By: Cody Weyhofen, John Vering, and Mark Opara

On June 13, 2023, the National Labor Relations Board (the “Board”) issued a decision revamping the test to determine whether a worker is an employee or an independent contractor under the National Labor Relations Act (the “NLRA”). As a result, workers previously categorized as independent contractors may now be entitled to the rights and protections afforded to employees under the NLRA.

Employee vs. Independent Contractor: Why Does the Distinction Matter?

Whether a worker is considered an employee or an independent contractor dictates whether the worker is entitled to certain protections under the NLRA. For example, the NLRA protects employees’ rights to organize, join, or assist labor organizations; to bargain collectively through representatives of their own choosing; and to engage in other concerted activities for the purpose of collective bargaining or other mutual aid or protection.
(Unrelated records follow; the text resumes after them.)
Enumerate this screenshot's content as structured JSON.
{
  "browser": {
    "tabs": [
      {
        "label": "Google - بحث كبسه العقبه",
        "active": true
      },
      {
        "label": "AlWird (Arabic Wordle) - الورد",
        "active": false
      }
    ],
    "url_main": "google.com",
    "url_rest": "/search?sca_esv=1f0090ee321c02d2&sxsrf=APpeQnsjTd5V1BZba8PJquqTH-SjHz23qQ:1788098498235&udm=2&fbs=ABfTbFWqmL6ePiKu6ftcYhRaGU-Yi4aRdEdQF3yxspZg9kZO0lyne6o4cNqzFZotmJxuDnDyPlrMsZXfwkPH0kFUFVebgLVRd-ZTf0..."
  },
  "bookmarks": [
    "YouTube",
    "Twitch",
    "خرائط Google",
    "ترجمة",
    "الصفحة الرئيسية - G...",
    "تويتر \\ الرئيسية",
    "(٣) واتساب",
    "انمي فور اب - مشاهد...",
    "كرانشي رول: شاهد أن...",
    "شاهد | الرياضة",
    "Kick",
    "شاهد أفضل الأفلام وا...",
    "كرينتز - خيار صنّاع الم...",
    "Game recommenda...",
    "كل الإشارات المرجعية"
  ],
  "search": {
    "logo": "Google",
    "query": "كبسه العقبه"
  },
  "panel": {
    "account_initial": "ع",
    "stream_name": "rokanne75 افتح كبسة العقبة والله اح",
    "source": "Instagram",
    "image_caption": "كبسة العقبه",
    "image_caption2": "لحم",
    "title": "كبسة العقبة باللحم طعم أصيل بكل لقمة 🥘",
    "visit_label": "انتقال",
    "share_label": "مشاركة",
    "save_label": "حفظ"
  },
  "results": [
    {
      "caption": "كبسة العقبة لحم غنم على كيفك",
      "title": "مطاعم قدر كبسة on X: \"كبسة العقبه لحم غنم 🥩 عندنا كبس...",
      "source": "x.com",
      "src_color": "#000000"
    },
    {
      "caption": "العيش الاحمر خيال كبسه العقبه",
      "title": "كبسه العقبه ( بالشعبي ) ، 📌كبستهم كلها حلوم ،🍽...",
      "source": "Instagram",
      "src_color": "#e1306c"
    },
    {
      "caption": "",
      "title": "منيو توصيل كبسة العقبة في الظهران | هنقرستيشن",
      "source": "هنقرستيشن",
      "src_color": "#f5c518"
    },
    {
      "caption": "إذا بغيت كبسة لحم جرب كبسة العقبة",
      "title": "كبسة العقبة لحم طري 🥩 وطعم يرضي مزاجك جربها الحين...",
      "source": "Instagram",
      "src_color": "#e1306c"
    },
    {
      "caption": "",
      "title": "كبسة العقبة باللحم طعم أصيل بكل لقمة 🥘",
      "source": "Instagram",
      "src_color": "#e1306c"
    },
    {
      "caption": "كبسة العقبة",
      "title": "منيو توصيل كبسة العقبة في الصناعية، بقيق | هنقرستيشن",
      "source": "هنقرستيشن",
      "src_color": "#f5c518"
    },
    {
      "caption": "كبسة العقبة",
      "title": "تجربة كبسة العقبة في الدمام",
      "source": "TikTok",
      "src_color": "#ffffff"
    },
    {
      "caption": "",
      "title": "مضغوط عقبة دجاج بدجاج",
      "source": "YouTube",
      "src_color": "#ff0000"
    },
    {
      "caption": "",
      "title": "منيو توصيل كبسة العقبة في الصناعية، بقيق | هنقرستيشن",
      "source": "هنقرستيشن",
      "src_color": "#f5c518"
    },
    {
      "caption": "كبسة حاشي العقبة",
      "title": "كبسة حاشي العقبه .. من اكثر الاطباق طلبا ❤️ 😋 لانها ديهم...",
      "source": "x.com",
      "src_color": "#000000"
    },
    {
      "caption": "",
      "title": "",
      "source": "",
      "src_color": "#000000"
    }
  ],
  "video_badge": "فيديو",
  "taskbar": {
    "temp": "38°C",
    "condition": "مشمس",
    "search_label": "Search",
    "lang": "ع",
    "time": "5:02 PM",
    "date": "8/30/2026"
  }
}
On the other hand, independent contractors are not entitled to these rights under the NLRA.

The Board Returns to an Employee-Friendly Test

Although the independent contractor test has been a hotly contested issue for over a decade, each iteration of the test has largely relied on the same factors. These factors include, but are not limited to, the extent of control exercised by a hiring entity over the worker, whether the worker is engaged in a distinct occupation or business, and the level of skill required by the worker to provide services.

The previous test, outlined in SuperShuttle DFW, Inc., 367 NLRB No. 75 (2019), viewed each factor through the prism of the worker’s “entrepreneurial opportunity” for economic gain or loss. This employer-friendly approach made it more difficult for workers to qualify as employees, meaning they were not entitled to the rights afforded to employees under the NLRA.

In the Board’s latest decision, The Atlanta Opera, Inc., 372 NLRB No. 95 (2023), the Board deemphasized the importance of entrepreneurial opportunity. Instead, the Board explained, entrepreneurial opportunity is only one of many factors used to gauge whether a worker is an employee or independent contractor. Consequently, it is now easier for workers to achieve employee status, meaning many workers previously classified as independent contractors under the SuperShuttle analysis may now qualify as employees.

Preparing for Compliance

Because many workers may now qualify as employees, employers must avoid engaging in conduct that violates the NLRA. For example, employers cannot forbid employees from, or take or threaten adverse action against employees for, engaging in concerted activities such as talking with one or more co-workers about wages and benefits or other working conditions, petitioning for better hours, participating in a concerted refusal to work in unsafe conditions, or joining with co-workers to talk about problems in the workplace.

In addition to companies understanding how to classify their workers moving forward, employers must be mindful of the differences between state and federal labor laws. Compliance will require a nuanced approach if any states enact legislation in response to the Atlanta Opera ruling.

The Seigfreid Bingham team will continue to monitor the latest developments and legal requirements in this area of law. If you have any questions concerning the Board’s ruling, please do not hesitate to contact the firm’s Employment Law attorneys for further information concerning compliance for your specific situation.

This article is general in nature and does not constitute legal advice. If you have legal questions, please consult the authors, Cody Weyhofen ( 816.265.4163, John Vering ( 816.265.4109, Mark Opara ( 816.265.4140, or any of the other attorneys in Seigfreid Bingham’s Employment Law Group, including: John Neyens ( 816.265.4152,  Shannon Cohorst Johnson ( 816.265.4139, Brenda Hamilton ( 816.265.4103, Julie Parisi ( 816.265.4159, Christopher Tillery ( 816.265.4157, or your regular contact at Seigfreid Bingham at 816.421.4460.